Are you part of the 84 percent of people who said they don’t buckle up their dogs? Even if you’re part of the 16 percent who do restrain their dogs in the car, here are seven car safety facts all pet parents need to know:
1. The laws of physics apply to your dog
When it comes to bad things, you may suffer from the optimist mentality: “It won’t happen to me.” Lots of people think their dog will be fine even if they are involved in an accident. Well I have news for you: All pets, people, and inanimate objects are subject to the laws of physics. In an accident, an unrestrained dog can go flying — against the dashboard or backseat, out a window, or even through the windshield. Best-case scenario in a low-speed crash: Your dog is just a little dazed. Worst-case scenario in a high-speed collision or rollover? Your dog is dead.
It was just another night at the Perry house. The dogs were inside, happily wrestling and playing while the family looked on. But in an instant, things took a deadly turn.

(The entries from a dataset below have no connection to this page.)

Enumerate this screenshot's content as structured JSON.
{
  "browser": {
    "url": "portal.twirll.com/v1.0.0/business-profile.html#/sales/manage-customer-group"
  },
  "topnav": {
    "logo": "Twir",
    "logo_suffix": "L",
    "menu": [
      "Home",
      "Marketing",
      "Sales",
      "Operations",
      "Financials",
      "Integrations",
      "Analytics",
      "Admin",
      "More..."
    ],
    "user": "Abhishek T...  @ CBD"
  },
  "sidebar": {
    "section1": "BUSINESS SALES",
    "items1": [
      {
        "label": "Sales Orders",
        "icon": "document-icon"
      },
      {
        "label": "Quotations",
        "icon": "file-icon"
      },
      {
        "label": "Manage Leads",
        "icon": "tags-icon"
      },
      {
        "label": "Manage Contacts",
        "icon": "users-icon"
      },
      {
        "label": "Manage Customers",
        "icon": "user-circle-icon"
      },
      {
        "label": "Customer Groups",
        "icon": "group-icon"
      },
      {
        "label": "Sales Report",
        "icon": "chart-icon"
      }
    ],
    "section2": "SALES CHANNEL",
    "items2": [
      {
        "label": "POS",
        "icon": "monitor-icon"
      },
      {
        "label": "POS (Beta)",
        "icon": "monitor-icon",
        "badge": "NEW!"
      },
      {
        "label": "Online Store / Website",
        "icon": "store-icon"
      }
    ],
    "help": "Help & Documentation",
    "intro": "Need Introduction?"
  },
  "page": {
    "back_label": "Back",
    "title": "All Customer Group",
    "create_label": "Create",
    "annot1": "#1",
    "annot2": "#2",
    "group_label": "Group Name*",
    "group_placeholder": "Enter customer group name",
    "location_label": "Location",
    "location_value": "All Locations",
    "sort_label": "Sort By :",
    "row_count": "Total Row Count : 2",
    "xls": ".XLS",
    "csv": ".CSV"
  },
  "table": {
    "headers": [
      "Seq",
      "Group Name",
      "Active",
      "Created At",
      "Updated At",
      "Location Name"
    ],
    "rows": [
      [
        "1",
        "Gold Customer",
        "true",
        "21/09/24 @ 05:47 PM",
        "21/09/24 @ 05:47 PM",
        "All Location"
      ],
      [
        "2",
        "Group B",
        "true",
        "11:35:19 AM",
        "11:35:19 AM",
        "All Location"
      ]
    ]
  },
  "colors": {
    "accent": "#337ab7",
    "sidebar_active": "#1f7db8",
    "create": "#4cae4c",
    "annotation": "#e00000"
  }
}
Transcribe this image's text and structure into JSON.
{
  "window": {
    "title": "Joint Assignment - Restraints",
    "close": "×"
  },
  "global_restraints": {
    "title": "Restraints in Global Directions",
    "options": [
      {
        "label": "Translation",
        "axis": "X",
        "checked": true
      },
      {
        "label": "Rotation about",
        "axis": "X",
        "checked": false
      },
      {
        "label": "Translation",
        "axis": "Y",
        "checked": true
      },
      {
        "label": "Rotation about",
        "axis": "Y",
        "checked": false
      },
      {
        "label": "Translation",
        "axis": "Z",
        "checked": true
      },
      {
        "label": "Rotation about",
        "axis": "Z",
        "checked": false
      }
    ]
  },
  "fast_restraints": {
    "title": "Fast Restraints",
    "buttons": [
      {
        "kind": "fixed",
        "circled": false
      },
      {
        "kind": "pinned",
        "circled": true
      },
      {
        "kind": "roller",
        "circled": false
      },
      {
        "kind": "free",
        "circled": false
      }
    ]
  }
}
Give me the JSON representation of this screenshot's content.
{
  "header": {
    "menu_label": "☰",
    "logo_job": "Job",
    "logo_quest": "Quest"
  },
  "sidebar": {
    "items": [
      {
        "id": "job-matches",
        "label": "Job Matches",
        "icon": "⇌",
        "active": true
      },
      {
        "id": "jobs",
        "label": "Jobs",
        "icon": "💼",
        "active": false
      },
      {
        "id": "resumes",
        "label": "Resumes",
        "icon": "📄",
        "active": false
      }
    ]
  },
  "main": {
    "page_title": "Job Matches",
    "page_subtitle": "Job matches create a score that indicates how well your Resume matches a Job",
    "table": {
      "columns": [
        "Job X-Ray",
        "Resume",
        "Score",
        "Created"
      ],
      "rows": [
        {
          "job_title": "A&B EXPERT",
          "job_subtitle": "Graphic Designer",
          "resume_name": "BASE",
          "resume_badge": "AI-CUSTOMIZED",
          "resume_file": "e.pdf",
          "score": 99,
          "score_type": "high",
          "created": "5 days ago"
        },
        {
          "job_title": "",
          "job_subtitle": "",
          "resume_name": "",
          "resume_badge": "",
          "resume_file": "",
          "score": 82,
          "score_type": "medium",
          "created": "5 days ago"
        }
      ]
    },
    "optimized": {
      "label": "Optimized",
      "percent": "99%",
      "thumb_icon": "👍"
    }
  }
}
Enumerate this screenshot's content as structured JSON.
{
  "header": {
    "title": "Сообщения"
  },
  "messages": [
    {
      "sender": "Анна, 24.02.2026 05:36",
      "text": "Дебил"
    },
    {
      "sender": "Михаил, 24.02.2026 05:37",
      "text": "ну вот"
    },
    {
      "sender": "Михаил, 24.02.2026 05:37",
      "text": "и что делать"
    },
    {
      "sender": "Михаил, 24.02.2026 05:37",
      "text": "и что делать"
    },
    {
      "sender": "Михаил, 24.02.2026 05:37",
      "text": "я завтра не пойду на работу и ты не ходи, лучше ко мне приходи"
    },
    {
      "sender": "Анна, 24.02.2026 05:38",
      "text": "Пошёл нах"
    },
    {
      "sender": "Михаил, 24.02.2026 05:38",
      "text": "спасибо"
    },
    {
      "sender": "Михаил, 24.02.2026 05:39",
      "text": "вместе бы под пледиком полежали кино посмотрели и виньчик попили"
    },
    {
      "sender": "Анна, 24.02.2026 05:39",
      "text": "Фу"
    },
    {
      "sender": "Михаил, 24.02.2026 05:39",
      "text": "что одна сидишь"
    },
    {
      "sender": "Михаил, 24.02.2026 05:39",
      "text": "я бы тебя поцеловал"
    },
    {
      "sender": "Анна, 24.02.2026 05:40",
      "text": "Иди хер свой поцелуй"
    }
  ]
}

The family’s smaller dog, Blue, was playing with their bigger dog, Scout, when Scout’s tooth became stuck beneath Blue’s collar. Both dogs panicked. As they struggled to break free, the collar twisted tighter and tighter until Blue began to strangle right before their eyes.
“That’s when our daughter Julia got to them,” Jim Perry said. “She was able to cut the collar off just in the nick of time.” But Blue was in bad shape. They rushed her to the 24-hour emergency clinic where she was admitted in critical condition.
I’ll never forget the day I met my Miniature Poodle puppy, Jäger. It was truly love at first sight. Here was my little baby! Squeeeee!!!
I didn’t get Jäger on a whim, though. That moment we met was the culmination of months of research and soul searching as my husband and I sought to bring home the “perfect” puppy. He’s 7 now, and he really is perfect for our family and just the most wonderful dog.
Even if you’ve gotten a puppy before, you still may need a refresher on where to start, so here’s some advice from the experts. You’ll have your dog for 10 to 15 years (or more!), so don’t rush. Take your time now to make a good choice, and it will pay off with a lifetime of love and happiness.
As the Editor-at-Large for Lucky Puppy magazine, I was able to help educate and entertain people who choose to rescue a pup (or kitty!) for all the same reasons we choose to think mindfully, eat healthy, and live green. It’s about giving back, and how a generous spirit can inform everyday choices — including the pet we bring home as part of our family.
Here are just a few of the heart-warming stories I wrote for Lucky Puppy:
Los Angeles photographer Lori Fusaro has always had a soft spot for animals. In addition to being staff photographer for Best Friends Animal Society and owner of Fusaro Photography, she volunteers her time taking pictures of shelter and rescue dogs.